- Data listing
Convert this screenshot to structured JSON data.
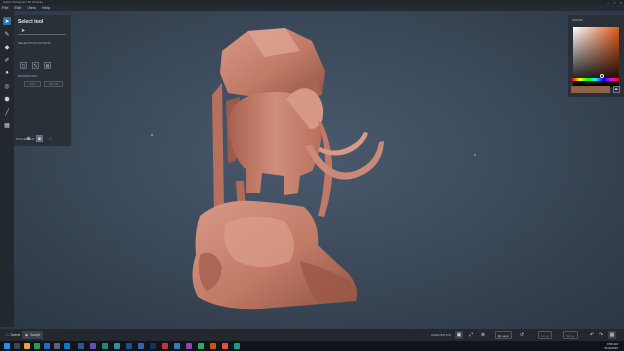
{
  "window": {
    "title": "Adobe Substance 3D Modeler"
  },
  "menu": [
    "File",
    "Edit",
    "View",
    "Help"
  ],
  "tool_panel": {
    "title": "Select tool",
    "selection_actions_label": "SELECTION ACTIONS",
    "selection_actions": [
      "select-icon",
      "transform-icon",
      "duplicate-icon"
    ],
    "groupings_label": "GROUPINGS",
    "groupings": [
      "Join",
      "Blends"
    ],
    "placement_label": "PLACEMENT"
  },
  "color_panel": {
    "title": "COLOR",
    "current_color": "#8e6148",
    "hue_color": "#e05a1a"
  },
  "bottom_bar": {
    "tabs": [
      {
        "label": "Scene",
        "icon": "scene-icon",
        "active": false
      },
      {
        "label": "Sculpt",
        "icon": "sculpt-icon",
        "active": true
      }
    ],
    "orientation_label": "ORIENTATION",
    "layer_label": "Layer",
    "buttons": [
      "Group",
      "Merge"
    ]
  },
  "taskbar": {
    "time": "9:56 AM",
    "date": "8/16/2023"
  },
  "colors": {
    "accent": "#2d6fb0",
    "model": "#c9826f",
    "viewport_bg": "#3e4b5c"
  }
}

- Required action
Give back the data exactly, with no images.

- Solution to the exercise
Convert this screenshot to structured JSON data.
{
  "window": {
    "title": "Adobe Substance 3D Modeler"
  },
  "menu": [
    "File",
    "Edit",
    "View",
    "Help"
  ],
  "tool_panel": {
    "title": "Select tool",
    "selection_actions_label": "SELECTION ACTIONS",
    "selection_actions": [
      "select-icon",
      "transform-icon",
      "duplicate-icon"
    ],
    "groupings_label": "GROUPINGS",
    "groupings": [
      "Join",
      "Blends"
    ],
    "placement_label": "PLACEMENT"
  },
  "color_panel": {
    "title": "COLOR",
    "current_color": "#8e6148",
    "hue_color": "#e05a1a"
  },
  "bottom_bar": {
    "tabs": [
      {
        "label": "Scene",
        "icon": "scene-icon",
        "active": false
      },
      {
        "label": "Sculpt",
        "icon": "sculpt-icon",
        "active": true
      }
    ],
    "orientation_label": "ORIENTATION",
    "layer_label": "Layer",
    "buttons": [
      "Group",
      "Merge"
    ]
  },
  "taskbar": {
    "time": "9:56 AM",
    "date": "8/16/2023"
  },
  "colors": {
    "accent": "#2d6fb0",
    "model": "#c9826f",
    "viewport_bg": "#3e4b5c"
  }
}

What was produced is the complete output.